Why Haven't I Beaten This Game?

The writing is some of the best I’ve ever seen. The music is so catchy I could easily hum every song on the soundtrack. The animations were all lovingly crafted. The gameplay is creative. It’s one of the most critically acclaimed DS games ever made.

So why the hell haven’t I beaten Mario and Luigi: Bowser’s Inside Story?


All of my designer logic tells me that Inside Story should be my favorite game of all time. Just look at all the graphics! The cozy UI! The engaging, innovative combat! It’s so good.

But it’s also very flawed.

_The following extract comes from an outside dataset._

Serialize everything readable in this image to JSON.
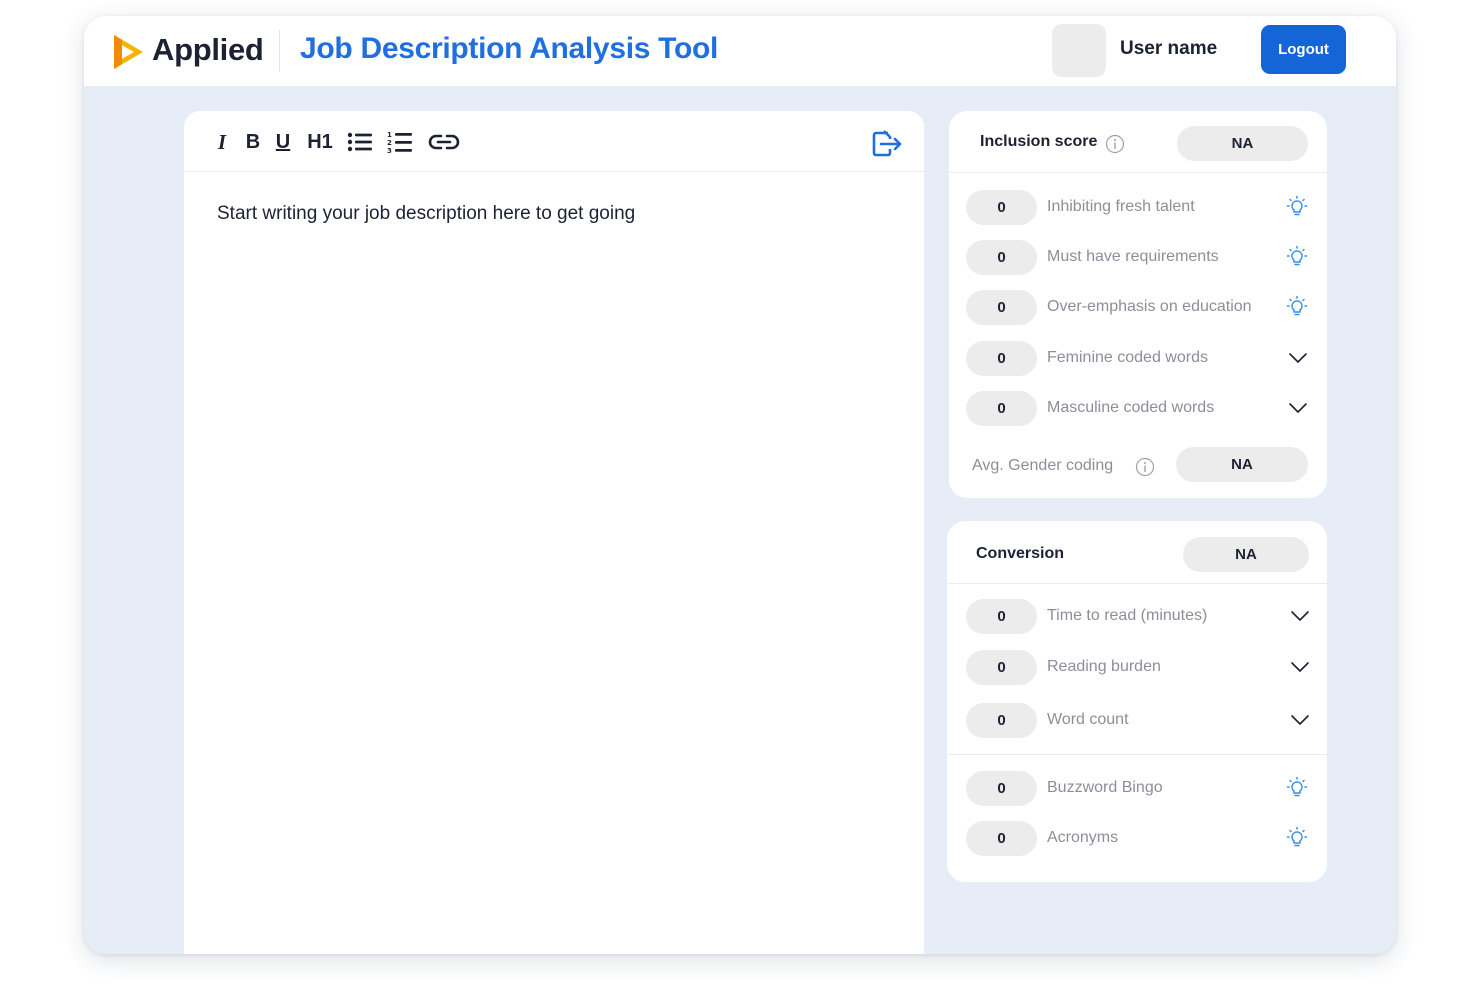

When an enemy attacks you they do this little dance to tip you off, and then you get the chance to avoid or counter a goomba, or a tree trunk, or something; and that’s cool, because when you’re attacked in most RPGs, only your stats can save you, but in Bowser’s Inside Story, you can interact during these phases to completely evade the attack.
And the whole game is built around this feature. You can’t beat Inside Story unless you’re constantly learning your enemys’ attack patterns and dodging whatever crap they throw at you. For a jaded RPG vet, it’s easy to become infatuated with the fresh mechanics and the Mushroom Kingdom’s incredible level of polish, but after a few hours, the combat’s innovative mechanics become more of a hindrance than anything else.
The problem comes when you’re working through a dungeon, and you’re on your tenth-twelfth-twentieth fight, and at this point the honeymoon is over and innovative gameplay has transformed into regular gameplay, and you can't help but notice that every time an enemy attacks the entire game has to stop so your opponent can do a little dance followed by some kind of attack, which should make you feel more involved with the combat, but instead you end up with the opposite. You're being disengaged by a mildly interactive cut-scene, and the feeling only gets worse as the battles stack up. It's as if every Monty Mole in the game can summon Knights of the Round topped off with a QTE.

After running through enough encounters you’ll be avoiding enemies like polio. Especially when the game goes lateral and you’re returning to old areas.

If Bowser's Inside Story was a forty-hour game, nobody would beat it. Even twenty hours is pushing the limit of their combat system.

I feel kind of bad writing this post. I make it sound like I hate the game, or at the very least I’m expressing some other emotion similar to hate, except shallower because I’m directing it at an entertainment product.
But Bowser’s Inside Story, just on the merits of the writing alone, kicks serious ass, and I just wanted to explore why a game I hold in such respect is also a game I’m not really interested in playing again.

They should try experimenting with an ATB system.


  1. How does this dragging combat compare with the similar mechanics in Paper Mario and Mario RPG?

  2. In Paper and RPG, enemies would (most of the time) just bump into you; and compared to the elaborate dodging ballet in Inside Story I guess these games feel much less complicated and require less of your attention, but at least they're expedient. Masterfully crafted animations aren't always a good thing. Especially if you have to watch them over and over.

    Inside Story (and the previous Mario and Luigi games) have another big advantage over Paper and RPG: Very intuitive, creative control schemes. Having "Mario" and "Luigi" buttons really gives the game its own style.